import keyword. By convention, you should put your import statements at the top of your code. In general it's best to import what you need from the module rather than the entire module, but for some smaller built-in modules it doesn't matter too much.
Here are a few different ways to import the same thing and call it:
import random # importing everything from random # when you import an entire module, functions exist as methods on that module random.random() # generates a random number
import random as r # importing everything, but aliasing it to a shorter variable r.random() # generates a random number
from random import random # just importing the random function random() # generates a random number - in this case, the function is just called on its own!
from random import random as r # importing and aliasing just one function r() # generates a random number
Here are a few more
import math as m # importing everything from math, but aliasing math to the variable m from math import sqrt # importing just the sqrt function from math from my_module import * # importing everything from my_module import my_second_module from my_module import only_what_i_need
name == '__main__'
One of the more common patterns you will see in Python modules is the following code
if __name__ == '__main__': # do something here
The idea behind this code is that
__name__ is a special property of the file that will only be
__main__ when the file is loaded directly, rather than being imported.
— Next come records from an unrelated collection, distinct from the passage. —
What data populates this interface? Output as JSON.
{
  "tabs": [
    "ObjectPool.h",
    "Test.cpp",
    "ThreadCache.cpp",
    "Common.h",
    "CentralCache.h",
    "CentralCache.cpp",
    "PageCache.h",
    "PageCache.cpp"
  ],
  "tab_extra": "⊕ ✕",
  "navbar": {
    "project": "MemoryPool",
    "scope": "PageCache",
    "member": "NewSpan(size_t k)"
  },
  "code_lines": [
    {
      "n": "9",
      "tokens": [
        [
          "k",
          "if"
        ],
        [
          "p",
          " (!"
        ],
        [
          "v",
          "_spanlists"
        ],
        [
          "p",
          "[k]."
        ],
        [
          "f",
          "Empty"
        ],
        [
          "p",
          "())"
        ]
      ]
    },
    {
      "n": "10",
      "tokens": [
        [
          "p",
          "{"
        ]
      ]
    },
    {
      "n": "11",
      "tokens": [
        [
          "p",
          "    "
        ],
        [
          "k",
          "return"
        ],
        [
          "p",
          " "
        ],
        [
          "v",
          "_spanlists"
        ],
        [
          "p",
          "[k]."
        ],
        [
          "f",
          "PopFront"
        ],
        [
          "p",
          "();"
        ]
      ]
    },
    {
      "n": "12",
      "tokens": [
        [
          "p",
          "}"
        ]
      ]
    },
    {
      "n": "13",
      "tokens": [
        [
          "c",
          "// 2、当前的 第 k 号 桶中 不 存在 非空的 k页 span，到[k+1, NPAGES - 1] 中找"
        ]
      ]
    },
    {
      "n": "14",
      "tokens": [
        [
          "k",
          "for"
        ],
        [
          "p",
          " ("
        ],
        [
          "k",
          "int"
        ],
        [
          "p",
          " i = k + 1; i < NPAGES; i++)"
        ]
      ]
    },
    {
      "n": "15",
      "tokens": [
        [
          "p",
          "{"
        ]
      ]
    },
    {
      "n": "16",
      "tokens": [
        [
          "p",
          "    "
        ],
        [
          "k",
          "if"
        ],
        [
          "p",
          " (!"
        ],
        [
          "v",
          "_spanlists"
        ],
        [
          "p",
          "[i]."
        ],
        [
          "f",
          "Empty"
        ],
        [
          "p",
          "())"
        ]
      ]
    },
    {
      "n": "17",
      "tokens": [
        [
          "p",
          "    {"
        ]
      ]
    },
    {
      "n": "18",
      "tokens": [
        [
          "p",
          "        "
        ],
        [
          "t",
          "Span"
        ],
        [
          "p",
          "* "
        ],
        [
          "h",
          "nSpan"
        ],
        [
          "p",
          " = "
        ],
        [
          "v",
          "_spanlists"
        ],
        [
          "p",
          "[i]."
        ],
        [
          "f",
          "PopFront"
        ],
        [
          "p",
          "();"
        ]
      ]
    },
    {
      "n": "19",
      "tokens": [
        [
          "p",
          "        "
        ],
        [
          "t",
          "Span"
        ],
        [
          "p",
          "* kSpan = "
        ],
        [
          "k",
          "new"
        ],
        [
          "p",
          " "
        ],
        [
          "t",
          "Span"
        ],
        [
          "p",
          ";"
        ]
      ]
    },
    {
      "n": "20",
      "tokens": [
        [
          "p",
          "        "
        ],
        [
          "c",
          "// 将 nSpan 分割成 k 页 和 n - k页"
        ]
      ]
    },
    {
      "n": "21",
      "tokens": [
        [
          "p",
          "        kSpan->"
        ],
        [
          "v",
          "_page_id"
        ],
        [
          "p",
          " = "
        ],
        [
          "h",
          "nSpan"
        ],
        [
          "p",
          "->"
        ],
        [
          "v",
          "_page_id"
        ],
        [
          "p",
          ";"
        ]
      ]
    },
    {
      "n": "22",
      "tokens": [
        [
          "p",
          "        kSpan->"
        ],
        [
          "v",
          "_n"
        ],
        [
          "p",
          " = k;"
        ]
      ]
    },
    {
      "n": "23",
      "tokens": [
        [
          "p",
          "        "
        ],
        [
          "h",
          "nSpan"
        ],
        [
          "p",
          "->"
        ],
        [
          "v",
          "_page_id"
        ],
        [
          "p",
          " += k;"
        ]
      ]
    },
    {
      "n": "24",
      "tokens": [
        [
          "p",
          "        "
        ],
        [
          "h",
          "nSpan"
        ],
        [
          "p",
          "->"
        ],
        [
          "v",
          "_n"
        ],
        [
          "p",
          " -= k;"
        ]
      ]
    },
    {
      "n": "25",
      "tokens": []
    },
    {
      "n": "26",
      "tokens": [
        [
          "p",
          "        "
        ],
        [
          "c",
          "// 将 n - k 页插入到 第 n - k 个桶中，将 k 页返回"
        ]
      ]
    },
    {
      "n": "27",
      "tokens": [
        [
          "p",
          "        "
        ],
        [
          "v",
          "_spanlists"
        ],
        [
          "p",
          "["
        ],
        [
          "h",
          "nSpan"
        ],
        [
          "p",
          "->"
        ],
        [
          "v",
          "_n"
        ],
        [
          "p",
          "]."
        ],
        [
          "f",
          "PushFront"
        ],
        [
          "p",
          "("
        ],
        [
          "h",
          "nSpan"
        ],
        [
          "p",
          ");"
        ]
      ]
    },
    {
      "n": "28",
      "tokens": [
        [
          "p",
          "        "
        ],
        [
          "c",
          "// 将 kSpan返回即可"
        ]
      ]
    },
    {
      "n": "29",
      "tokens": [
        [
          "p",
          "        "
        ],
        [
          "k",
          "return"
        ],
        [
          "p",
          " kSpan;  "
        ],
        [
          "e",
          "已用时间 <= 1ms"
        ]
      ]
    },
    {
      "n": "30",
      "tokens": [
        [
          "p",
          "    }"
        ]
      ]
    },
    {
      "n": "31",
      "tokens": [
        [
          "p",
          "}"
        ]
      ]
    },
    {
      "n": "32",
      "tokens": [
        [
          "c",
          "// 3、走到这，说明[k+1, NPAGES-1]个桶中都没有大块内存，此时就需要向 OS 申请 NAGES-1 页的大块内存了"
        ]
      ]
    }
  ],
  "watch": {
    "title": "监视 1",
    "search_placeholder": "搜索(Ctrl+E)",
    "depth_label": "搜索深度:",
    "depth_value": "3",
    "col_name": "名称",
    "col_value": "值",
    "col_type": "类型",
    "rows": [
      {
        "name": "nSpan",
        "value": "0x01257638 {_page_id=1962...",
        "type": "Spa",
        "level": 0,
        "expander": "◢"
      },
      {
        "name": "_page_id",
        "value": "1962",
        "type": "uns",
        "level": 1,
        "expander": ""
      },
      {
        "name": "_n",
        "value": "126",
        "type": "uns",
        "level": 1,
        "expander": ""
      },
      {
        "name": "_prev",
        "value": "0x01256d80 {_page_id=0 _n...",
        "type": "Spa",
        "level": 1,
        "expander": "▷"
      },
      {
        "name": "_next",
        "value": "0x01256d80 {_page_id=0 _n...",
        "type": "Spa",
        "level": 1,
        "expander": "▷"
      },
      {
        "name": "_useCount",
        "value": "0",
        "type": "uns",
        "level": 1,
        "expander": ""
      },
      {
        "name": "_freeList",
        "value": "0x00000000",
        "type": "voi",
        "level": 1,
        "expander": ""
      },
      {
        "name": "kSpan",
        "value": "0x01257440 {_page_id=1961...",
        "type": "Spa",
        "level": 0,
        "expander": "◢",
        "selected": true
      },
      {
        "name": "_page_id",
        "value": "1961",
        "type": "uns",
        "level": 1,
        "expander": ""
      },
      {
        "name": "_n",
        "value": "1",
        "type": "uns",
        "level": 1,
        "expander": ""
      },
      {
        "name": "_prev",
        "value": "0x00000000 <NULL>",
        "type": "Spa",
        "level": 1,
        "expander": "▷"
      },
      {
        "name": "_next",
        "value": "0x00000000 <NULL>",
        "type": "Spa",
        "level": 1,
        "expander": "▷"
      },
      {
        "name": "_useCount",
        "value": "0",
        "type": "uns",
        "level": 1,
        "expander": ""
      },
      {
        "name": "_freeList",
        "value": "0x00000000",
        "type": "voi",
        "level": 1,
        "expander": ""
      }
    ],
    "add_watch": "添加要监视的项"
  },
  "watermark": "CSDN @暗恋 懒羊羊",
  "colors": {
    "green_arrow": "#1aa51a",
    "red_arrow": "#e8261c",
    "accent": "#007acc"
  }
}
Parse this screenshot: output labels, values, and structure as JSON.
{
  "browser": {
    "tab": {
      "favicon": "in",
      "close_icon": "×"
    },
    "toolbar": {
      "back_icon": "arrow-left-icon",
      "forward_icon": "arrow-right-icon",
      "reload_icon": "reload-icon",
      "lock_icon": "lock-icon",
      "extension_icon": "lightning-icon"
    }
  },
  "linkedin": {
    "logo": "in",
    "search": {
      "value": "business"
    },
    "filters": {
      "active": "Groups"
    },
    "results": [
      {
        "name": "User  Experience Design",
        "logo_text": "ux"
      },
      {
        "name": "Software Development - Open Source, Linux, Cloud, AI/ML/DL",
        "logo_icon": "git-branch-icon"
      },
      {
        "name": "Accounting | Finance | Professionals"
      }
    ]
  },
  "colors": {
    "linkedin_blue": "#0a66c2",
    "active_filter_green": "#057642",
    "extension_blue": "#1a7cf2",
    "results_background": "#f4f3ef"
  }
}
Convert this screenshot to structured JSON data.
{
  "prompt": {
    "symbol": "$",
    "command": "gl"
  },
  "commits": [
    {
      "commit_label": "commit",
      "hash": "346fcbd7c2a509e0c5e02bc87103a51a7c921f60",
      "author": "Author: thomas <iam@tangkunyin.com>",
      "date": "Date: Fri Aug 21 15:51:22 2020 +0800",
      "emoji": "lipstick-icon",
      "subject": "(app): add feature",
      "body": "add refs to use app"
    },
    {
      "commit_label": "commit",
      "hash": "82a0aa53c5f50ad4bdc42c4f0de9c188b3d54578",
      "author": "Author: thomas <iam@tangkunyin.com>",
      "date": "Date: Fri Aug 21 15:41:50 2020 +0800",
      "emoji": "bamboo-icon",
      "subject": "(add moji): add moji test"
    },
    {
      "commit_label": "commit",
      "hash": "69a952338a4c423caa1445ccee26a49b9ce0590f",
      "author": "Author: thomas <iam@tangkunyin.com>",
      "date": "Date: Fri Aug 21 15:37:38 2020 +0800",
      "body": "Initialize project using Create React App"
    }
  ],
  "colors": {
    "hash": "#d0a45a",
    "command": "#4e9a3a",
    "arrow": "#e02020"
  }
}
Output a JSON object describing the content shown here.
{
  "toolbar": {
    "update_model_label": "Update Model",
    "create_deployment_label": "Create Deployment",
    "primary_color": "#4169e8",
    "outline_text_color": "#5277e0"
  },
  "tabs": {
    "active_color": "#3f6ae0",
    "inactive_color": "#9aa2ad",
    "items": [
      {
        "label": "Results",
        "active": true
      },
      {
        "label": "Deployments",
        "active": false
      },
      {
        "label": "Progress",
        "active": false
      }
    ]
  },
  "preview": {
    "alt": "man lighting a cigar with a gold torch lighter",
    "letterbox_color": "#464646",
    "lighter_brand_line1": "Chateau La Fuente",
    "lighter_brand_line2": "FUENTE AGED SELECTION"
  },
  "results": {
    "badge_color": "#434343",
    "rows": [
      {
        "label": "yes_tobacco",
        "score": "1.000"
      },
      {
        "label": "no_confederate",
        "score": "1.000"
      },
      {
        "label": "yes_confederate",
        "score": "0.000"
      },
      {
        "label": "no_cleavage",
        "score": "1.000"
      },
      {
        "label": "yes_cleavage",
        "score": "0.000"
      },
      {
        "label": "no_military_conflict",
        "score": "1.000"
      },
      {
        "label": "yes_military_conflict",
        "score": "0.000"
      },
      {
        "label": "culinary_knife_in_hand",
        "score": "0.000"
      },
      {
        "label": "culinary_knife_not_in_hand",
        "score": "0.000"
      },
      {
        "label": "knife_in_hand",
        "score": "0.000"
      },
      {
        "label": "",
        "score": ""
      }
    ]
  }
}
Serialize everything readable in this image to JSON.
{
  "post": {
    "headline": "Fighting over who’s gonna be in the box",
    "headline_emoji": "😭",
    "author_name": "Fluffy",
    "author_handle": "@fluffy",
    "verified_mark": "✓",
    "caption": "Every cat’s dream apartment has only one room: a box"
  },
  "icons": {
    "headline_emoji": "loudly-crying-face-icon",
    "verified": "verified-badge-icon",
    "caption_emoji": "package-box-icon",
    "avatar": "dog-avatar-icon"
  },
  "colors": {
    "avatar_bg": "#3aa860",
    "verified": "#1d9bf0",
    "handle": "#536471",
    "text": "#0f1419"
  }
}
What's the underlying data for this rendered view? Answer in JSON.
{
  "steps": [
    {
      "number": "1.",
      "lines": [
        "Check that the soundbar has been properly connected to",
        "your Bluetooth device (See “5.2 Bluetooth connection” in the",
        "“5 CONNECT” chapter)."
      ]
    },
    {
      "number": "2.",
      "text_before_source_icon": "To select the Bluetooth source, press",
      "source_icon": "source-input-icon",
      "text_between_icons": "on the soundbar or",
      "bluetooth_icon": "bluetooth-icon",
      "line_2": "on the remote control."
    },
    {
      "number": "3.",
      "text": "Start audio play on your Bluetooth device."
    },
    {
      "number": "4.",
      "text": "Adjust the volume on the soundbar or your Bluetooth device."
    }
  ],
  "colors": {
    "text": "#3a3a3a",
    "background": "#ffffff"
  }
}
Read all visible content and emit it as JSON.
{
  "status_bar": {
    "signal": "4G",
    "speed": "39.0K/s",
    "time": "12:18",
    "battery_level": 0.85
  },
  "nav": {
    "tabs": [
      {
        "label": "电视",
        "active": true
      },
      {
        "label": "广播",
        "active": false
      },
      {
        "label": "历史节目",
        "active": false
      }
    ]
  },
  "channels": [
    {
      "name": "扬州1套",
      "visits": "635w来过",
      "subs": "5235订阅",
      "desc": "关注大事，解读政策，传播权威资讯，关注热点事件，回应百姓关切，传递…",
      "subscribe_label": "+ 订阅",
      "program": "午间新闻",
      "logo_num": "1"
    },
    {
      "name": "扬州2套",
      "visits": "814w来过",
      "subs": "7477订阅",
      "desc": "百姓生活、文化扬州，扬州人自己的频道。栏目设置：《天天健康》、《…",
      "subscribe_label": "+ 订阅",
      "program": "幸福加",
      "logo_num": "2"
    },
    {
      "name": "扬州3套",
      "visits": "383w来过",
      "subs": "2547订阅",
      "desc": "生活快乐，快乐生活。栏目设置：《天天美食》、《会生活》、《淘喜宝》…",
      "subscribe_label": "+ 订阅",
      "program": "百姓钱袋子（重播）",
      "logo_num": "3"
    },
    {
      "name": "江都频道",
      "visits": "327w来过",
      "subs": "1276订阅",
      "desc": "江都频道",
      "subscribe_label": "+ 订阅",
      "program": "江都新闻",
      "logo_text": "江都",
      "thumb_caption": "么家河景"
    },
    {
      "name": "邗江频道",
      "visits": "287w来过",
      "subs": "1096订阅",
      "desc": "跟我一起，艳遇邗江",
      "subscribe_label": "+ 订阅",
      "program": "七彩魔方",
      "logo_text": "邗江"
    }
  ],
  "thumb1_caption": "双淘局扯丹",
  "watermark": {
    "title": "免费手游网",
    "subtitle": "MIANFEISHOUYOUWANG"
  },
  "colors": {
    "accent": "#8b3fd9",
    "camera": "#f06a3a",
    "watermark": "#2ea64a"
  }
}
When modules are imported, all of the code inside of the module is run. However, there are times that we do not want code inside of a module to run when it is imported. In these cases, we can prevent code from running on import by checking the value of
__name__ is equal to the string
"__main__", then the file has NOT been imported and is being run directly.
It's easiest to understand this by way of example. Let's create a
helper.py file with the following code:
print("I'm from the helper file!") def display(name): print("My name is " + name) display(__name__) if __name__ == '__main__': print("I'm the helper file and was loaded directly!")
If you run
python3 helper.py in Terminal, you should see three lines printed to the terminal window. In particular, you should see that the
__name__ variable does indeed have the value of
But now let's see what happens when we import this file into another file, call it
import helper print("I'm from the other file!") helper.display(__name__) if __name__ == '__main__': print("I'm the other file and was loaded directly!")
When you run this file, you should see the following messages print:
I'm from the helper file! My name is helper I'm from the other file! My name is __main__ I'm the other file and was loaded directly!
Notice that in this case, the
__name__ variable inside of
helper.py is just
'helper'; because of this, the code inside of the
if __name__ == '__main__' block doesn't run in that file! However, in
__name__ does equal
When you're ready, move on to Useful Python Modules